Recorded data →
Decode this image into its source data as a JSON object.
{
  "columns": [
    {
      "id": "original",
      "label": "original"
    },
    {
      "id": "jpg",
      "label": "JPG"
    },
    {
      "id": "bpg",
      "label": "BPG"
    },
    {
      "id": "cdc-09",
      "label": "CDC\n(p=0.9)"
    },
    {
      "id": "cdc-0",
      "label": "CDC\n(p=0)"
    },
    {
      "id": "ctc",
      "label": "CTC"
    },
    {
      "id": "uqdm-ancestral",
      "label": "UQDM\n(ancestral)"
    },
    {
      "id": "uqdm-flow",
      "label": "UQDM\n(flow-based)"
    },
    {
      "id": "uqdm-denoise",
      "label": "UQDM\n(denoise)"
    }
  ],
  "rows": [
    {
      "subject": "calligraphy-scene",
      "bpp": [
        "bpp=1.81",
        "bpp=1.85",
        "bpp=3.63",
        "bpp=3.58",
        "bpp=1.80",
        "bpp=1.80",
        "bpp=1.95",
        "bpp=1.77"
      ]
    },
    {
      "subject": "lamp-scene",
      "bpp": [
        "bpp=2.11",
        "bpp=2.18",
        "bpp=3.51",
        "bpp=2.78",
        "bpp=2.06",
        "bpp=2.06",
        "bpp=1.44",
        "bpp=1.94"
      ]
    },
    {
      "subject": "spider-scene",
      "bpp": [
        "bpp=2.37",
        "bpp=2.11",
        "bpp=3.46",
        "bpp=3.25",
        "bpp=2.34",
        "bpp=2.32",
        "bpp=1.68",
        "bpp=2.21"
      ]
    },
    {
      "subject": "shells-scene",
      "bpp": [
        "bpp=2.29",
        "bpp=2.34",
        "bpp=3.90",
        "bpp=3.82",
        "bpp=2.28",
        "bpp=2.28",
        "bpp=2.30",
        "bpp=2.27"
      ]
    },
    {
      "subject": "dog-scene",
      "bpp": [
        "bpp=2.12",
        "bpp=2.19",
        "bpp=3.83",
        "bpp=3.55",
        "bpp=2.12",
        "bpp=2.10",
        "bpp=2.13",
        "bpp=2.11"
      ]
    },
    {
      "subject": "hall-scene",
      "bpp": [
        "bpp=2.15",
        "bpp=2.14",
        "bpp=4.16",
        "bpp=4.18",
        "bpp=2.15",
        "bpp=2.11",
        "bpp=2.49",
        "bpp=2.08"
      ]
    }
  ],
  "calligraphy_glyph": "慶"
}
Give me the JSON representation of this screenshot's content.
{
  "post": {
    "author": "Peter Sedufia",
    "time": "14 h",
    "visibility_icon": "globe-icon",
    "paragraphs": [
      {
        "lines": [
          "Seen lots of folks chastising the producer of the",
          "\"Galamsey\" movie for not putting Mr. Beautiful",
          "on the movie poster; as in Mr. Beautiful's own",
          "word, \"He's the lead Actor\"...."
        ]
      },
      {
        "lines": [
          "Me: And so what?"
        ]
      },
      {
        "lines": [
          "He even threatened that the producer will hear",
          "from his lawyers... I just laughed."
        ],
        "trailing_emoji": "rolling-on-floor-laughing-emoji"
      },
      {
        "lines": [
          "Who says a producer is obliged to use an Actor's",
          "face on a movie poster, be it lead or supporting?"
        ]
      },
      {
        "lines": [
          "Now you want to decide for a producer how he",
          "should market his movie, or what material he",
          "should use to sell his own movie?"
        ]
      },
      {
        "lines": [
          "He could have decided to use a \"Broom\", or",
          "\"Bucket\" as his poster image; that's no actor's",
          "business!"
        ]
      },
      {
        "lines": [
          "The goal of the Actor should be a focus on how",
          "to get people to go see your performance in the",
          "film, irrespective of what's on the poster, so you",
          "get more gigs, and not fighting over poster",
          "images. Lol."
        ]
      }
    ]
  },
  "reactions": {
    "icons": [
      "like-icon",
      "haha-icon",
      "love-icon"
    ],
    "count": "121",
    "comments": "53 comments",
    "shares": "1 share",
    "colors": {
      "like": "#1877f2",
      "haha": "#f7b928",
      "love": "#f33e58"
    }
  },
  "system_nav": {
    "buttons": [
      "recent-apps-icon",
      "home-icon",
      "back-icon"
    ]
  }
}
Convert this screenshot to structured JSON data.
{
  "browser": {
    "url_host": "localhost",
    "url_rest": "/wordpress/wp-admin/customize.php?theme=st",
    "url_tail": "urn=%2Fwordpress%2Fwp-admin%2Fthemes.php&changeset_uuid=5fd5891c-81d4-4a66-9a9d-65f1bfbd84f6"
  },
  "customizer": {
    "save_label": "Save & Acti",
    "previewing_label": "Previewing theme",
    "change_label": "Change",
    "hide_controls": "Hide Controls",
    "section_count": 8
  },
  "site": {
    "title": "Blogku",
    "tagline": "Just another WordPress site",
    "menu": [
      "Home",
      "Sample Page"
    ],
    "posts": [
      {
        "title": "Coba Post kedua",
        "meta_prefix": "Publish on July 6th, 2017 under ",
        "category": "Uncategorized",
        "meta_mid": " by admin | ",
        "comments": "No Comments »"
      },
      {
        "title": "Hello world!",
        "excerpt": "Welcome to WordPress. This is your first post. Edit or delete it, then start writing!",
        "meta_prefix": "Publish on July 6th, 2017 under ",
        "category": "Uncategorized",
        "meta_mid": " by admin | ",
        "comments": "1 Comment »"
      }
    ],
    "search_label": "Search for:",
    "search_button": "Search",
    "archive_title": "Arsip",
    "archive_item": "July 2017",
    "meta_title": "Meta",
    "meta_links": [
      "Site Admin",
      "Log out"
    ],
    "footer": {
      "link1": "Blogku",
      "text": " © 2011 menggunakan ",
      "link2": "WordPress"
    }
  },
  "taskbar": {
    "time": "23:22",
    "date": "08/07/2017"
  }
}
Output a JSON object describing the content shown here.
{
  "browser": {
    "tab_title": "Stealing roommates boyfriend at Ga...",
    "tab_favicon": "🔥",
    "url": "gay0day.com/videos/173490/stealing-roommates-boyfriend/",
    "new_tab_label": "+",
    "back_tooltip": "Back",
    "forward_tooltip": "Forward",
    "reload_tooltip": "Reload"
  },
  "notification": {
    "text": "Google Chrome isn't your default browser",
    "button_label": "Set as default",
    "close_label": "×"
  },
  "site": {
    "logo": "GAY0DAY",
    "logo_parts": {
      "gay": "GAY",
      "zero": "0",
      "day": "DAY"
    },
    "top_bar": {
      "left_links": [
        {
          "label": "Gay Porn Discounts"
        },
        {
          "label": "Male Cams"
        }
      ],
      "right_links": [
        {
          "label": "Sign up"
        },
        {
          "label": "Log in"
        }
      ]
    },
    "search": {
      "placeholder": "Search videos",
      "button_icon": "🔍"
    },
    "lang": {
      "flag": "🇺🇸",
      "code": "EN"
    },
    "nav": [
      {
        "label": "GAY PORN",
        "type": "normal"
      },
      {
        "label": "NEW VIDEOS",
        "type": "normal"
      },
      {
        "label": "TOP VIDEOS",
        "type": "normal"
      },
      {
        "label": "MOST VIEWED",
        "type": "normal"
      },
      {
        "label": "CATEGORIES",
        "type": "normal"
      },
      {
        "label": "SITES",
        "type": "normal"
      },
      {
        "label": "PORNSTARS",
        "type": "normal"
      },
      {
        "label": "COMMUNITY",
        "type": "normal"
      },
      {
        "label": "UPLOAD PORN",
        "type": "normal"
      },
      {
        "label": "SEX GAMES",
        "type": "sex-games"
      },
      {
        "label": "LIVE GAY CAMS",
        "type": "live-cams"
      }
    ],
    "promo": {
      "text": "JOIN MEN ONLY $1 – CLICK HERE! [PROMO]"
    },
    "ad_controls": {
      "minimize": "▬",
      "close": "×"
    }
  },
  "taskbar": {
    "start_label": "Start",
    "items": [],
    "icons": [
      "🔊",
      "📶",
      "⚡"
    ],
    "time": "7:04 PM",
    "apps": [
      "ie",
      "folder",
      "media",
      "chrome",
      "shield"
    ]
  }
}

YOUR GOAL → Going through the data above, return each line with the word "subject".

THE ANSWER →
      "subject": "calligraphy-scene",
      "subject": "lamp-scene",
      "subject": "spider-scene",
      "subject": "shells-scene",
      "subject": "dog-scene",
      "subject": "hall-scene",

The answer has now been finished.